#### Page and application data records
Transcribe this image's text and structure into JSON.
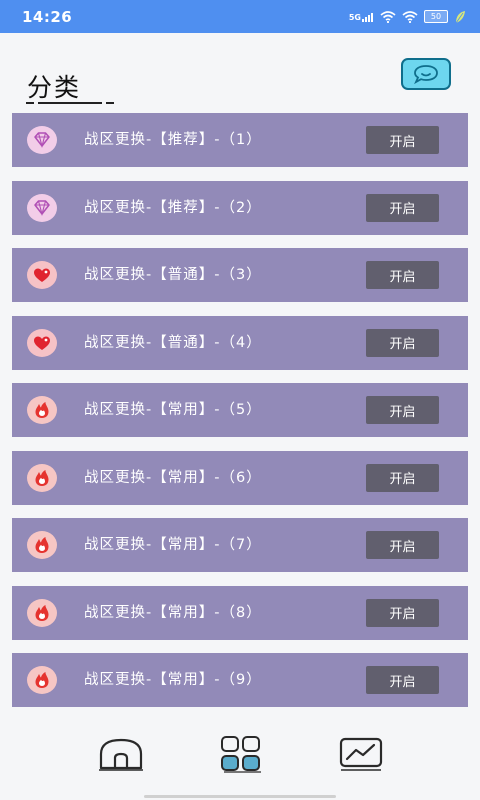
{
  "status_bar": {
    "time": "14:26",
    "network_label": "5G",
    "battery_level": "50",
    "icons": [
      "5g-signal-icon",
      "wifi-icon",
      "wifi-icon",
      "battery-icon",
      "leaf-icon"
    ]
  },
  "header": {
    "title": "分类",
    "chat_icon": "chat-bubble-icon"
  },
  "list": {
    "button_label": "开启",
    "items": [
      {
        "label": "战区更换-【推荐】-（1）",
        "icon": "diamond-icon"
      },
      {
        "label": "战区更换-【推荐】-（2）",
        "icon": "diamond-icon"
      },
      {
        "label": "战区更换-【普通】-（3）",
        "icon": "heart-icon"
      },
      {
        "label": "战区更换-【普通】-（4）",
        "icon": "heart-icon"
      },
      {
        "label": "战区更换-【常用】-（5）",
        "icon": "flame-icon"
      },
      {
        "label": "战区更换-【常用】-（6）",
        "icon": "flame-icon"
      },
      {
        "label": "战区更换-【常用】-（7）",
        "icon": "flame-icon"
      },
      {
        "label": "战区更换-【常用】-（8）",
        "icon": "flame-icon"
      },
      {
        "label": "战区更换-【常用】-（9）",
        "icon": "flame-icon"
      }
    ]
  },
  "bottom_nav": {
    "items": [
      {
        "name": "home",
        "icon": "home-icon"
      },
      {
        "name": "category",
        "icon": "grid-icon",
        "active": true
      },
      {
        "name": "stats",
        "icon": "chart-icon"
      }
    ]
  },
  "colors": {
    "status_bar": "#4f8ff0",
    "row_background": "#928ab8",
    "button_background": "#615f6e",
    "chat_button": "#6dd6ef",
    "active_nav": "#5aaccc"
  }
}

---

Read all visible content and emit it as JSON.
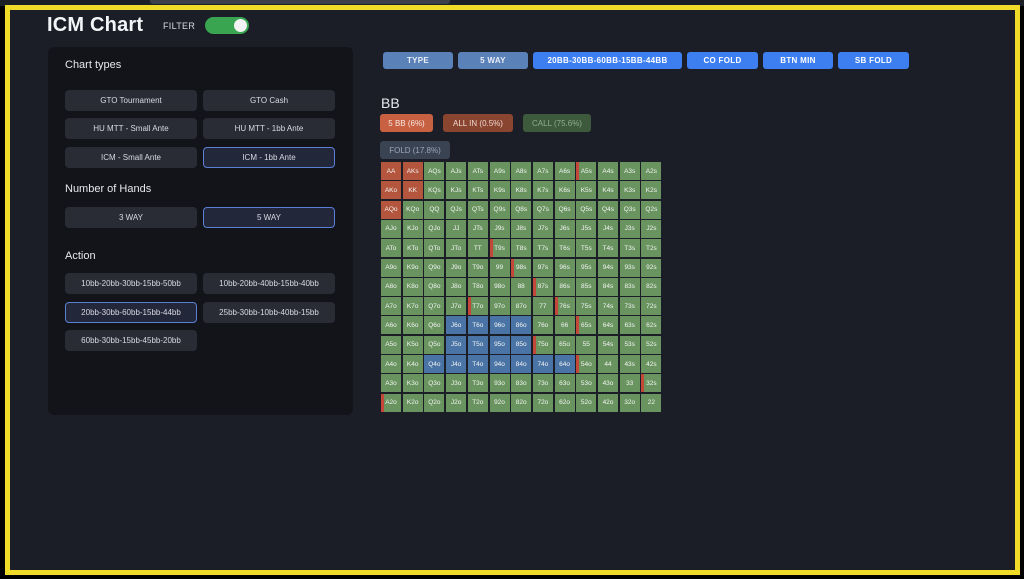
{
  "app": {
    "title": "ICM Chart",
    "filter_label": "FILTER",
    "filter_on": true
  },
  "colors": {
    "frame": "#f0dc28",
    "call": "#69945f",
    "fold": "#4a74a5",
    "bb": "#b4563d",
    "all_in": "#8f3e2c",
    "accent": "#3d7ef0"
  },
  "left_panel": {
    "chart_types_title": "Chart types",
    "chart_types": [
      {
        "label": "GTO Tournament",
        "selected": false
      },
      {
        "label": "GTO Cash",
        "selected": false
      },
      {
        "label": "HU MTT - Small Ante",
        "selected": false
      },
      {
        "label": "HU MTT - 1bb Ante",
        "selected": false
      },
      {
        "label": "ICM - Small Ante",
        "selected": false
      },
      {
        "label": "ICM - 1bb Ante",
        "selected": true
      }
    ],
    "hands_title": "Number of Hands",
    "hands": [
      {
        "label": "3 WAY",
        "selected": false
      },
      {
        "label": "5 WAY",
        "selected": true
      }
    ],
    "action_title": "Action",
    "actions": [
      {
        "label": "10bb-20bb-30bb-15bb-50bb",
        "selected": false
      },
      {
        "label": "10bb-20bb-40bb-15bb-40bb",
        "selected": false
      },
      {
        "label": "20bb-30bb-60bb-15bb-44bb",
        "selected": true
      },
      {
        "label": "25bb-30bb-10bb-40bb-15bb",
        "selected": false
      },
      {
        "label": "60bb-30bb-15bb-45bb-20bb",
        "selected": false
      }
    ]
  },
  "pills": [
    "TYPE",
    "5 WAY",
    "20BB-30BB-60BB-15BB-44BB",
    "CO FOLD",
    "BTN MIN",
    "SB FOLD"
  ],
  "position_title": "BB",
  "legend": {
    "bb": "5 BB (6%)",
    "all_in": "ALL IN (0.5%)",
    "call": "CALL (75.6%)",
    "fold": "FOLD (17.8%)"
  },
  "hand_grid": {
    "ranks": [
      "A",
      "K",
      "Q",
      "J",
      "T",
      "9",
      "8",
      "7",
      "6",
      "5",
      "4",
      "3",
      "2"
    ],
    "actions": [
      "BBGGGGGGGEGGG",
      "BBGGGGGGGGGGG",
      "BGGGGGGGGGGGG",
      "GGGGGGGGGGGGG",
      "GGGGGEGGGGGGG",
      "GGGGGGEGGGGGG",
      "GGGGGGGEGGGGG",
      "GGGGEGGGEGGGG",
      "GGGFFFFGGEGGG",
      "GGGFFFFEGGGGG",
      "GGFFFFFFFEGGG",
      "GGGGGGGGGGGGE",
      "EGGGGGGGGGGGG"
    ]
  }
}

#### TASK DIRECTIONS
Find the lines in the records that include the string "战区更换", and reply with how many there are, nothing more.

#### SOLUTION BELOW
9